The Christmas extravaganza is officially in full sway. Children are watching their favoured holiday films on repeat, opening their advent calendars and counting down the days until Santa comes.
But the charm doesn’t last forever, because as your children get older, they only become more curious, asking questions like how does Father Christmas deliver all of the gifts in one night? And why does their sister get more playthings than them?
Ultimately, you might find yourself wondering when you should tell them the truth about Santa and what’s the best way to go about it without them feeling like they can’t trust you anymore.
A news outlet spoke with child psychologist Dr Amanda Gummer from Dr Gummer’s Good Play Guide, to find out the best age to drop the bombshell.
Dr Gummer said that a good time to tell your children the truth was around year six before they go into secondary school, which is about the age of 10-11, but this depends on the child.
Dr Gummer explained that numerous parents feel that sending children to secondary school still believing may lead to bullying, so the Christmas of year six is a good time if they still believe then.
Other than that, it’s about when the children start quizzing about it and you’d have to fib outright to them to keep them believing and Dr Gummer also warns about the perils of constantly fibbing to your children about Santa Claus.
She explained that it’s essential that your children trust you and believe what you tell them, so if you keep the tale going for too long, there’s a danger that you’ll damage your credibility with them which can be damaging for your relationship as they get older.
And that if you’re intending on telling your children the truth, there are a few ways to approach the matter sensitively.
Dr Gummer recommends that you wait until they ask and then ask them what they believe.
She continued that it’s easier to confirm suspicions they already have than break the news to them out of the blue, but be sure to tell them that the messages of Christmas, like understanding and being caring, are all still viable.
She continued that you can lighten it by telling them that you still believe it’s a wonderful time of the year and you can try explaining that growing children need to learn lessons about being good and kind and Santa is a way of helping them learn those lessons in a fun way.
But don’t forget we also tell our children that the stork delivers the baby’s, that some children are born under the gooseberry bush, and then there’s the tooth fairy et cetera, but perhaps it’s child psychologists that cause children more harm than Santa.
And is it healthy to undermine children, telling them that Santa is real? Why don’t we just gaslight our children before they have a chance to establish what’s real and what isn’t and then pay them off later on with selection boxes, reinforcing them that believing fabrications are to be rewarded?
I told my children that Santa was only the face of Christmas and that he doesn’t really bring gifts as people say and that the gifts came from their mother.
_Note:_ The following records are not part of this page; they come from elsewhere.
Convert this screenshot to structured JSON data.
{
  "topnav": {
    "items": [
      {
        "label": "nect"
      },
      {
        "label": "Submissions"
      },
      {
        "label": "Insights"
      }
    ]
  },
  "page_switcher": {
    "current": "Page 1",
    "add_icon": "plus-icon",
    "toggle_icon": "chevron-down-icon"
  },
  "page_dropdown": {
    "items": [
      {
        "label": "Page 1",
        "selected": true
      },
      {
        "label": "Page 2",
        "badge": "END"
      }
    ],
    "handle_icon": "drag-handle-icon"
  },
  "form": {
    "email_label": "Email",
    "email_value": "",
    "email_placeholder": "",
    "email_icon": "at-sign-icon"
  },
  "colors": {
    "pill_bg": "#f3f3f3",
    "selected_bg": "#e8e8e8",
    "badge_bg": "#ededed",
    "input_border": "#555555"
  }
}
It meant more to them that they knew the gifts came from me, rather than a fictional man swathed in a red suit.
Father Christmas should be nothing more than a token of festivity.
I can’t stand Christmas now, but I do remember many families with their merriment and delight, with presents and love, and we’re not all seriously damaged as adults because our parents said that Santa was real.
And when I think of psychologists, bar humbug springs to mind – scrooge or grinch. Someone needs a big hug.